Vitter still opposes the nomination, Luke Bolar, a spokesman for the senator, said today in an e-mail.
Senator Tim Johnson, the South Dakota Democrat who leads the Senate Banking Committee, reaffirmed his support and called for bipartisan backing for Galante.
“I hope my Republican colleagues will not deny FHA a confirmed commissioner at a time when managing the book of business from 2000 through 2008 requires an experienced leader,” Johnson said in a statement.
The agency hasn’t had a permanent leader since David H. Stevens, 55, quit to lead the Mortgage Bankers Association in March 2011. Galante, who was a developer of affordable housing before joining HUD in 2009, took over after serving as FHA’s head of multifamily housing.

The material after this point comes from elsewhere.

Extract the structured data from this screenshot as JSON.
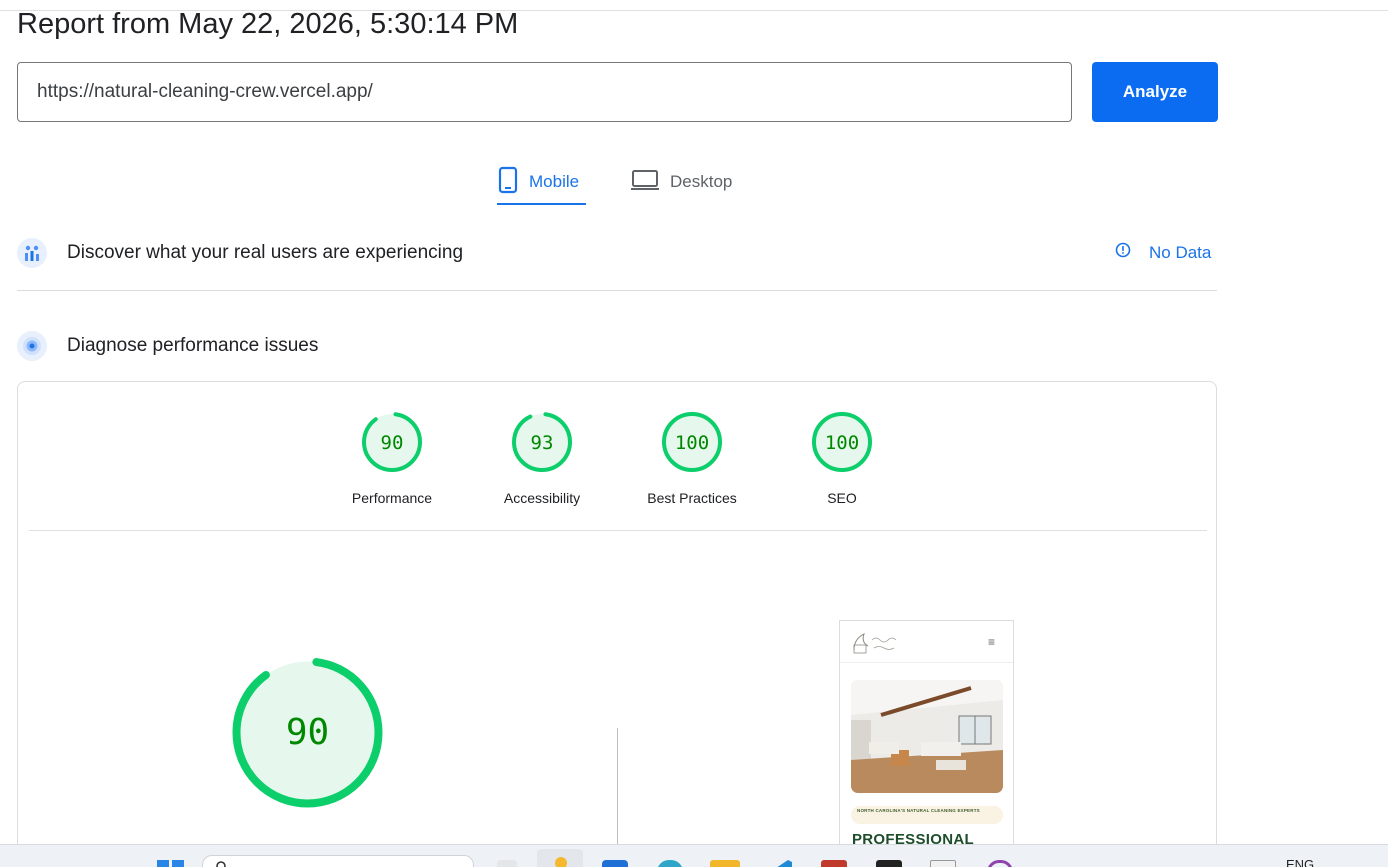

“While Acting Commissioner Galante has made significant strides in improving the long-term health and position of the FHA, continuing in an acting capacity merely adds to overall uncertainty in the market,” HUD said in the documents.
Loan volume and premium revenue have surged since FHA increased insurance premiums on new single-family loans in April by 75 basis points to 1.75 percent of loan amount. At the same time, to encourage refinancing of loans originated before June 2009, FHA cut up-front premiums in its so-called streamline refinance program to 0.01 percent of loan amount from 1 percent and cut annual fees to 0.55 percent from 1.15.
Single-family insurance applications received by FHA in May rose by 4.5 percent from a year earlier, to about 124,000, according to agency data. That included 25,000 streamline refinance applications, up 225 percent from a year earlier.
The fee increase came after an audit in November showed agency reserves had fallen to a record $2.6 billion. The FHA’s capital ratio, a measure of its ability to withstand losses, was 0.24 percent in the year ended Sept. 30, the third straight year it failed to meet the legal minimum of 2 percent.
The new numbers show the agency’a outlook is positive, said Brian Chappelle, a bank consultant with Potomac Partners in Washington.
“With each passing day, FHA’s financial condition is improving as the problem loans from 2005-2008 become a much smaller percentage (under 15%) of FHA’s portfolio,” Chappelle said in an e-mail.
Edward Pinto, a housing specialist at the American Enterprise Institute and a frequent critic of FHA’s accounting practices, said the agency’s financial condition could deteriorate before the fiscal year ends Sept. 30.
“We’ll see what actually happens,” Pinto said. “In the past they have had slippage between what they say in August and what happens in October or November.”